Clive Mishon and Graham Kemp said they believed it was “vital that independent entrepreneurial agencies have a collective voice”.
The administrators had initially sought a buyer of the MAA as a going concern, but after no offers emerged, it ceased trading on 6 April.
The MAA’s five remaining members of staff were then made redundant, including managing director Rebecca Crook, who joined only last September.
The administrators are now in the process of paying the creditors of the MAA – including its staff – but said it was unlikely unsecured creditors would be paid. The company will then be wound up.
MAAG has agreed to meet commitments to existing members of the MAA while their memberships remain current. Over this period, a manifesto for a new entity will be unveiled.
Mishon was unable to comment on whether any of the MAA’s former staff could be rehired, saying: “We are starting afresh and need time to plan the business going forward whilst clear as to its mission.”
He added: “The landscape for the marketing industry, the business models that we operate and the greater need to promote and retain talent have all moved on so much that the demise of the MAA provides an opportunity to create an entity right for this time.
“That is not to say the MAA did not do some great work like the Do Different Awards and networking events for emerging talent like Green Jam, both of which we will develop, however the opportunity to start afresh building on the best of the old whilst driving a new proposition was too great an opportunity to miss.”

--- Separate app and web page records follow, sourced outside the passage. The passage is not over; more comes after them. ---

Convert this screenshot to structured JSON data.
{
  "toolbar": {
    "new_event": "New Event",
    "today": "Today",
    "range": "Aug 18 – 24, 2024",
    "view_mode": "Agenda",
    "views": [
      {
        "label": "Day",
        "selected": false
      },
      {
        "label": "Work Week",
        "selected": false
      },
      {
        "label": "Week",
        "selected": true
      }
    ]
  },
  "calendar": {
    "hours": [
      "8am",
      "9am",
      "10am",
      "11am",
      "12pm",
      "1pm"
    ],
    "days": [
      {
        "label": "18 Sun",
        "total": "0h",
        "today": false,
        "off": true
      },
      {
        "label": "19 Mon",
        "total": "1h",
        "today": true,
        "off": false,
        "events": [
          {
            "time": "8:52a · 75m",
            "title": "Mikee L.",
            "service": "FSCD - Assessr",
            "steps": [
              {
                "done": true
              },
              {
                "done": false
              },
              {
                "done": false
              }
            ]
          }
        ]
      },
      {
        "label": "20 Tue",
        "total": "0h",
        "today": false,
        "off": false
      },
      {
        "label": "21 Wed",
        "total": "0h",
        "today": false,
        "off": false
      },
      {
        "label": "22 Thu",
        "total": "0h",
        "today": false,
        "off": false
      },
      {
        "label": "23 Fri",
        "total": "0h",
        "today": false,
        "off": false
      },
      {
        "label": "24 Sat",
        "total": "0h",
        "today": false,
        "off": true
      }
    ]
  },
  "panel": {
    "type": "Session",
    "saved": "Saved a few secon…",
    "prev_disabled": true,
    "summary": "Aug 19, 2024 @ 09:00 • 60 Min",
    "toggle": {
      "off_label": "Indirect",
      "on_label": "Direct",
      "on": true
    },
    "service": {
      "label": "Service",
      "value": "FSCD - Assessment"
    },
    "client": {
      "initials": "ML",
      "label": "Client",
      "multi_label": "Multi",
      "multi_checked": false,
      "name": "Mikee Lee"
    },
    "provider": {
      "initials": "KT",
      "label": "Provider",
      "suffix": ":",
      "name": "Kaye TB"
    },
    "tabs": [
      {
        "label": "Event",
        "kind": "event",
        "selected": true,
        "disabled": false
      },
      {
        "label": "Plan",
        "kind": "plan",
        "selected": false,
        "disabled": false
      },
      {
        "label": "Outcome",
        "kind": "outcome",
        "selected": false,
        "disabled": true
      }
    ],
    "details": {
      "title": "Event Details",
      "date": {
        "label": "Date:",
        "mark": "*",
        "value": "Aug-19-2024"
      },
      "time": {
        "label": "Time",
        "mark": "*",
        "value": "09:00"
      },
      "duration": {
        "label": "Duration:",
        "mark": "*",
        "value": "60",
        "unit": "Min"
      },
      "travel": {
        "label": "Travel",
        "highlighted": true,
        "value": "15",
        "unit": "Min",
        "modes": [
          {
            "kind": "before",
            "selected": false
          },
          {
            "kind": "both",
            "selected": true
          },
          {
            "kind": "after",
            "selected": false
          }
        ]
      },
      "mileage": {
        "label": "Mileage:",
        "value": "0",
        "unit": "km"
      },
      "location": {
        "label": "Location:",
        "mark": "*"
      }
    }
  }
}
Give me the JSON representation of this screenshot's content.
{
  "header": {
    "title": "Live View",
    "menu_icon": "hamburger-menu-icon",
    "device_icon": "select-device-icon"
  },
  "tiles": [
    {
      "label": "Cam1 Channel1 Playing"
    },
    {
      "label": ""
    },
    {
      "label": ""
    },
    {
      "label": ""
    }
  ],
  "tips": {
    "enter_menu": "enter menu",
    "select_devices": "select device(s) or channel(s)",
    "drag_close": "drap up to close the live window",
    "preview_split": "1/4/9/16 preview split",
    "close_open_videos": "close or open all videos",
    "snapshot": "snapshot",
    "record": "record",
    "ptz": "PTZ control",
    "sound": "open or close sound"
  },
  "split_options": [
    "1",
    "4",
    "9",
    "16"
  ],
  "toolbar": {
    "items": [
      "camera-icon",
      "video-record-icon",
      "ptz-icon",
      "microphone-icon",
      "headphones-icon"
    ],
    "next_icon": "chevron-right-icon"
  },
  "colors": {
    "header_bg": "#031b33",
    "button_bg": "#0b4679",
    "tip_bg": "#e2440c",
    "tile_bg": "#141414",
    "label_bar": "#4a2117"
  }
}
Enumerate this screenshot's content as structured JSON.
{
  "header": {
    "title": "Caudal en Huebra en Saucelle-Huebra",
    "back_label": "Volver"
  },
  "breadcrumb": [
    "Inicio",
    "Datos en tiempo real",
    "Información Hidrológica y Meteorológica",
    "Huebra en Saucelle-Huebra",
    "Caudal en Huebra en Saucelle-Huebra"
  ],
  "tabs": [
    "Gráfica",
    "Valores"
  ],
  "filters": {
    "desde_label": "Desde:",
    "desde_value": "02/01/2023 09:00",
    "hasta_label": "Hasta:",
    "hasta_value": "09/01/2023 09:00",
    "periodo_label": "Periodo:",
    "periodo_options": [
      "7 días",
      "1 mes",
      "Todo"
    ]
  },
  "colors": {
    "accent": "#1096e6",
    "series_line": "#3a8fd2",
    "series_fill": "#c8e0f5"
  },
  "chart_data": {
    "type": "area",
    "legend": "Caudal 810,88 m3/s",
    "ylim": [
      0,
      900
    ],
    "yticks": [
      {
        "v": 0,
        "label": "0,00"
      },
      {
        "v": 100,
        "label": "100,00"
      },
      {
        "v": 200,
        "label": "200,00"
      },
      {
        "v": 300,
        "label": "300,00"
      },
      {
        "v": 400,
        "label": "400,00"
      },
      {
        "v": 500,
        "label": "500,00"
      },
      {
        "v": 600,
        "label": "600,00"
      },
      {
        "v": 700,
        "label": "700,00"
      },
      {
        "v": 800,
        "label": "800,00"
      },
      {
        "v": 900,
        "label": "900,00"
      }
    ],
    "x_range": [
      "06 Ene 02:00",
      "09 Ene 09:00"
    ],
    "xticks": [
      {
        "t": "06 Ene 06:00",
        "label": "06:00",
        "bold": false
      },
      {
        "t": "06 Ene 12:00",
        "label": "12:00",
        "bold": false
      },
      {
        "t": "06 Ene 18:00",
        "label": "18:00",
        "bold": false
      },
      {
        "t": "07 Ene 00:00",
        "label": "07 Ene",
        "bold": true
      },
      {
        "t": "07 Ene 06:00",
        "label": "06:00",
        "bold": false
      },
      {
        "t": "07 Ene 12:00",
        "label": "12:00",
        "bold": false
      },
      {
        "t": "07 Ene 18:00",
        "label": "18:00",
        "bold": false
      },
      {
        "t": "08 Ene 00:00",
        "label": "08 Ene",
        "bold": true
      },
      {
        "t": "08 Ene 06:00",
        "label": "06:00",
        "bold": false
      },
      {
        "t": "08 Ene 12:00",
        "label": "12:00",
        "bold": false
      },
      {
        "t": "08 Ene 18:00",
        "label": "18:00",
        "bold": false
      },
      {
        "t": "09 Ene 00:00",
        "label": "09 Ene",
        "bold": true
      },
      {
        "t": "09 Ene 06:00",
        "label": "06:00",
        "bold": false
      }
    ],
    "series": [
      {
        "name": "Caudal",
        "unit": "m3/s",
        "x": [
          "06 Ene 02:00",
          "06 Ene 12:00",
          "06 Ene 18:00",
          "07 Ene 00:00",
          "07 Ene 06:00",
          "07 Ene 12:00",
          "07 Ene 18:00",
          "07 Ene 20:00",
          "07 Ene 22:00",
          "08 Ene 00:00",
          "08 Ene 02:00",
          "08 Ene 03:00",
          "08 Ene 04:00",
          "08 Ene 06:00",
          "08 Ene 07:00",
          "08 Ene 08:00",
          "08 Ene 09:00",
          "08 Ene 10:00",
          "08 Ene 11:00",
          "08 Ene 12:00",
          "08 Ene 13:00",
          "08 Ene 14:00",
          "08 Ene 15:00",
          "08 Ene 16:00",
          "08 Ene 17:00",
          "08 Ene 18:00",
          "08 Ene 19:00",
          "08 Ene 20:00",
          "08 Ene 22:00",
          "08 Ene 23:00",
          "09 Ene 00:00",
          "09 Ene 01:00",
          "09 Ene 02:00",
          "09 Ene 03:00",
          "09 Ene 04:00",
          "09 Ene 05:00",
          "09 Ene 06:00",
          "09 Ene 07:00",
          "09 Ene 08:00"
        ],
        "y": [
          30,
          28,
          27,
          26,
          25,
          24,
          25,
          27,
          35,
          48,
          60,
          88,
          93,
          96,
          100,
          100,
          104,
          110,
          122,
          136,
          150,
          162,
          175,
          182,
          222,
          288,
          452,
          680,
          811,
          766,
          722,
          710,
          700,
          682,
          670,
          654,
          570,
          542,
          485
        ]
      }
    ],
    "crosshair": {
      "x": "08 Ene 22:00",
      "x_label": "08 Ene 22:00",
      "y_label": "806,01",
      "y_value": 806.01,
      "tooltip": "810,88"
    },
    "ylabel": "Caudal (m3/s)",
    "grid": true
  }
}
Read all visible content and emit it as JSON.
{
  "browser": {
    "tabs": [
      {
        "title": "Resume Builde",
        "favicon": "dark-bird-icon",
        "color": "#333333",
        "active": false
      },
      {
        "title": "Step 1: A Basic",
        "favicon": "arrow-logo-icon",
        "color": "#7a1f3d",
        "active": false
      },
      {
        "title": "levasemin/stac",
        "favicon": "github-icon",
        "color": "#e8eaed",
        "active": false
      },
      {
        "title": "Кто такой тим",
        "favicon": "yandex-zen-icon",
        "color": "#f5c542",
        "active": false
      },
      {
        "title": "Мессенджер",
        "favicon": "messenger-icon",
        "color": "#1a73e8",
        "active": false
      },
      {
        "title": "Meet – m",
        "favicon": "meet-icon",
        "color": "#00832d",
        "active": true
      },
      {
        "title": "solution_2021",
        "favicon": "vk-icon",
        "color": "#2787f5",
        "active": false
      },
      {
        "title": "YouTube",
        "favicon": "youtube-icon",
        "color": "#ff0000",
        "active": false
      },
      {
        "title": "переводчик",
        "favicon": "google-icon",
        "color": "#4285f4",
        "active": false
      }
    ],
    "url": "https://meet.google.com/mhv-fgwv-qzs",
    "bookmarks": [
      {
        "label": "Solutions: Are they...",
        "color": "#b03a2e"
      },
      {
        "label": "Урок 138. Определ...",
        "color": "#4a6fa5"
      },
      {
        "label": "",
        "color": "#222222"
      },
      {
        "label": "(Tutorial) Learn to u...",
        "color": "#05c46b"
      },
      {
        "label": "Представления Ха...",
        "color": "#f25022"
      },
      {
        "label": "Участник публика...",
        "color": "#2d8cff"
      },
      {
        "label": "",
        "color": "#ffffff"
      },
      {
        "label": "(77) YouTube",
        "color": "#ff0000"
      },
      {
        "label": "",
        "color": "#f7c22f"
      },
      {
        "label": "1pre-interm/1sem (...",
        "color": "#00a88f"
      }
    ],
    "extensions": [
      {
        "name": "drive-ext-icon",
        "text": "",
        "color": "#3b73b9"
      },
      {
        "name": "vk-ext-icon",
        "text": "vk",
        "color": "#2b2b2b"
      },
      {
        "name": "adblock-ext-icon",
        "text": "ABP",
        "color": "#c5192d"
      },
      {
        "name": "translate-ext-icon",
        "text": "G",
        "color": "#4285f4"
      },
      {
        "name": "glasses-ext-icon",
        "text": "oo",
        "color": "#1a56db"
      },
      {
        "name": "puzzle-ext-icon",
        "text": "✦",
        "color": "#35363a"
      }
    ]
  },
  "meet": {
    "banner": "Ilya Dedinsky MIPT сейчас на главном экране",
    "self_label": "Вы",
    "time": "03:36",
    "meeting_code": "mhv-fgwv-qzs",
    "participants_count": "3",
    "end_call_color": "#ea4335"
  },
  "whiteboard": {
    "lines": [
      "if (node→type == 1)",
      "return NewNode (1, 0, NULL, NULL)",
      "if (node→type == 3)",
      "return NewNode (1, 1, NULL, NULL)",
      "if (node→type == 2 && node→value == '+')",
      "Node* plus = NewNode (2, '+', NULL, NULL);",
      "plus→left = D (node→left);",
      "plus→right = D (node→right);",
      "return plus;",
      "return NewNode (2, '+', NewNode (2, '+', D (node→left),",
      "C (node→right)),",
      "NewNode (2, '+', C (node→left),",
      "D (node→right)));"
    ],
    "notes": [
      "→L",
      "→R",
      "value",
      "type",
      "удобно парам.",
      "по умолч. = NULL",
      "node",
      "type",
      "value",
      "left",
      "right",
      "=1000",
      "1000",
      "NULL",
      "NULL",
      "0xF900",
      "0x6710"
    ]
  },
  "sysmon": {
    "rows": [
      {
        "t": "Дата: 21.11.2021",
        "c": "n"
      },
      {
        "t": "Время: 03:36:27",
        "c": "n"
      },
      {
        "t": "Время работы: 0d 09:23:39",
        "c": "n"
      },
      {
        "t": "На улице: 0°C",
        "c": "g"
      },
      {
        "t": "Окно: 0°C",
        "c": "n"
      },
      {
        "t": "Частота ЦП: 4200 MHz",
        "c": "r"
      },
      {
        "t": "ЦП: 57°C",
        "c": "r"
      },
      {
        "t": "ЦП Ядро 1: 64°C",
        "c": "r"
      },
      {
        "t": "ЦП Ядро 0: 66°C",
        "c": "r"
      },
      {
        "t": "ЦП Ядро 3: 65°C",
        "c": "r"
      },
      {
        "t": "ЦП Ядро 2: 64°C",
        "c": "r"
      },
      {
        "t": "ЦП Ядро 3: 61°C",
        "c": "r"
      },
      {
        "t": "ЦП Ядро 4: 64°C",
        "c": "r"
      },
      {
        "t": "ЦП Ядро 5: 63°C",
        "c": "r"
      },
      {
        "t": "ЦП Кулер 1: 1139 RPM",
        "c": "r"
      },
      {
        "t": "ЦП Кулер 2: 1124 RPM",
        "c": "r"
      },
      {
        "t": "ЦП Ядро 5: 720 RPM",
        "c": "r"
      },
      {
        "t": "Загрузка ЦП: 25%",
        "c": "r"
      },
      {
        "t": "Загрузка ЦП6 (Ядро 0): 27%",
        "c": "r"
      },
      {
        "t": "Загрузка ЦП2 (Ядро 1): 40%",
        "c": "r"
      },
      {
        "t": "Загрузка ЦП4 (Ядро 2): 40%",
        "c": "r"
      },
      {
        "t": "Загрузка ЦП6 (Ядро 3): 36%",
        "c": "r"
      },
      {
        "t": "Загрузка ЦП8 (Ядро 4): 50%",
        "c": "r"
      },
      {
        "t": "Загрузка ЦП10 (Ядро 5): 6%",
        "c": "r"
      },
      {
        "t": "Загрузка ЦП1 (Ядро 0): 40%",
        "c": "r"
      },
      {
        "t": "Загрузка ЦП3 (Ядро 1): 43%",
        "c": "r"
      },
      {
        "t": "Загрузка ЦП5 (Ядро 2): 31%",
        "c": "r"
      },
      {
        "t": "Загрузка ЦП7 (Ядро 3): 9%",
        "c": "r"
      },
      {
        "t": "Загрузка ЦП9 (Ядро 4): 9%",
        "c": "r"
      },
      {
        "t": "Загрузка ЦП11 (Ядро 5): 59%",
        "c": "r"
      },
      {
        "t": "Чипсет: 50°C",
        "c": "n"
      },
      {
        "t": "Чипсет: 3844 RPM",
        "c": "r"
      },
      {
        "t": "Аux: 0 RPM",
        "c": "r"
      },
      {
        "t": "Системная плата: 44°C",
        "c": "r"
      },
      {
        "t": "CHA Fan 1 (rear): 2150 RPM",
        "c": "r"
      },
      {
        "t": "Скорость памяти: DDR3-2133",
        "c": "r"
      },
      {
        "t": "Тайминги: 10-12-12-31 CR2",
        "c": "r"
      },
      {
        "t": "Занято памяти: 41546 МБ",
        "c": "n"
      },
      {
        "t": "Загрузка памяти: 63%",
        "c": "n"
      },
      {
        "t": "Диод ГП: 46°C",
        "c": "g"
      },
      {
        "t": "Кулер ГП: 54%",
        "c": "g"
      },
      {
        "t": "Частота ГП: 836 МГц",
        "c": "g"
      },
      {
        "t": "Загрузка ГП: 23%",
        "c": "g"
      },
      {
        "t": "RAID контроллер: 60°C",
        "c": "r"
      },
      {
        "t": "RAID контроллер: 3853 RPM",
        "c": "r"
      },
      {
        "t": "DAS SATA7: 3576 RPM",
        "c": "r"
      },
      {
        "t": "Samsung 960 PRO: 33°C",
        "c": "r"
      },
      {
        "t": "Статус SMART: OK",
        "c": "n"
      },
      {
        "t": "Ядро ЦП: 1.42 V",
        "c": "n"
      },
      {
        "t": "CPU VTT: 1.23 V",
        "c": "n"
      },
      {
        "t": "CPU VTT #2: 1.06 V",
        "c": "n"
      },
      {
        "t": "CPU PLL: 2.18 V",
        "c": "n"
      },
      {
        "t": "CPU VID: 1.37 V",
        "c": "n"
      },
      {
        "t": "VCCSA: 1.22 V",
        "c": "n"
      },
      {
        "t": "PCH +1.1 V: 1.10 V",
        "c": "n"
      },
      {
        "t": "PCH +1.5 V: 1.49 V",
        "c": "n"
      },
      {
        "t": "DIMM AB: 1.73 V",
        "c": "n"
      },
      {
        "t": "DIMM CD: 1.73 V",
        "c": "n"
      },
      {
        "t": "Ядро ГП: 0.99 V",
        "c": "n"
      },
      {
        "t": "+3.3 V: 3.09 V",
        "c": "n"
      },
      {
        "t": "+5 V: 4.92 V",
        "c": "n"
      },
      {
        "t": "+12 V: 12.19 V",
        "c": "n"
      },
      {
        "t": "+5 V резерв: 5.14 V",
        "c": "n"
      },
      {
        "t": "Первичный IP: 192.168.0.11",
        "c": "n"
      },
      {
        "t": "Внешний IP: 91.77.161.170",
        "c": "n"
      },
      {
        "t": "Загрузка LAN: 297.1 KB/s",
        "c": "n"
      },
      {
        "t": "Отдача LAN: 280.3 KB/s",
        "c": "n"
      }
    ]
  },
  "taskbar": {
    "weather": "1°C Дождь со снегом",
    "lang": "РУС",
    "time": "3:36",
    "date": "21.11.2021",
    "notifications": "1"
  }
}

Kemp said the new body’s aspiration would be to “provide a platform for progressive, future-thinking entrepreneurs in communications to help change the landscape. It can’t be business as usual and we will encourage members to determine the priorities going forward. It’s the chance for some fresh thinking and new energy.”